The US Mission to NATO has released a video justifying the Trump administration’s decision this February to scrap the Intermediate-Range Nuclear Forces Treaty. The animated clip accuses Moscow of “cheating” the treaty over the course of “several years by creating a missile system called SSC-8”. The video describes the weapon as “a mobile system that can be hidden and is massively destructive,” and accuses Russia of leaving “America and its Allies vulnerable”.
With the deadline of 2 August 2019, #Russia still has a chance to save the #INFTreaty by coming back into full & verifiable compliance. The U.S. and @NATO Allies have gone to great lengths to uphold & support arms control, and 🇷🇺 should do the same. pic.twitter.com/YujKkZpEFZ— US Mission to NATO (@USNATO) 19 июля 2019 г.
The ‘SSC-8’, NATO’s classification for the RK-55 Relief, is a ground-launched nuclear-capable cruise missile system which the USSR eliminated between 1988 and 1990, in accordance with the terms of the INF, which prohibits the development, production and deployment of ground-based nuclear weapons capable of striking targets between 500 and 5,500 km away.
In 2017, Washington started accusing Moscow of dusting off a version of the missile and deploying it in the form of the 9M729, a ground-based missile system which Moscow has shown to have a range below the 500 km limit outlined by the INF.
In the US NATO mission’s clip however, animators seem to have mixed up their own side’s claims, showing the wrong missile. Instead of picturing the alleged ‘INF Treaty-violating’ 9M729, the video shows what looks like a crude version of a 9K720 Iskander, a short-range ballistic missile system with an operational range between 50 km and 415 km, which is also well within the bounds of the INF.
Eagle-eyed Twitter users picked up on the mistake, asking the mission to “hire some interns” to do a better job promoting the US’s claims next time, and calling the clip a “goofy propaganda video.”
Yeah, cool Iskander TEL with SS-26 SRBM animation. Will you hire some interns to do the SSC-8 GLCM next? Or were we not supposed to know the difference? pic.twitter.com/cZUaXdEZ05— Sasha Talebi (@sashatalebi) 19 июля 2019 г.
That's a goofy propaganda video. What about the dual-use US ABM systems in Poland and Romania? How do you think Russia feels about those assets right on their border? Imagine if they placed these types of systems on the US national border? Maybe rethink your position? eh?— George Cee (@MrGeorgeCee) 20 июля 2019 г.
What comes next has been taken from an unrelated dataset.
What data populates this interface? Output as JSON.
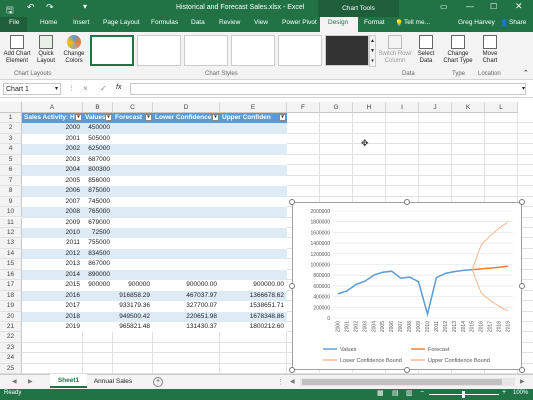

Earlier this year, following President Trump’s announcement that the US would be scrapping the INF, Russia took the unprecedented step of declassifying the 9M729’s capabilities to military attaches and reporters at a military warehouse, showing how the missile itself and its launcher actually look, its range, and other characteristics. Despite this evidence, however, Washington has remained adamant that Russia is violating the treaty, and has not changed course on moving to scrap its commitments to the INF.
Moscow has responded to the US claims by accusing Washington of ignoring its own commitments under the INF, including through the unlawful deployment of ground-based combat drones, the production of ground-based intermediate-range missiles for ‘testing purposes’ amid US efforts to build a missile shield, and the deployment of the Aegis Ashore missile defence components in Poland and Romania, whose launchers Moscow fears could be easily converted to fire nuclear-capable Tomahawk cruise missiles at targets in Russia.
The US and NATO continue to blame Russia for the INF’s imminent demise. Last week, NATO General Secretary Jens Stoltenberg claimed there were “no signs whatsoever” that Russia would change its position on the INF and warned that the alliance has “to be prepared for a world without the INF Treaty and with more Russian missiles.” Earlier, Moscow reiterated that it remained open to settling the dispute over the INF through frank discussions based on “mutual transparency,” saying it was up to the US side to pick up the phone.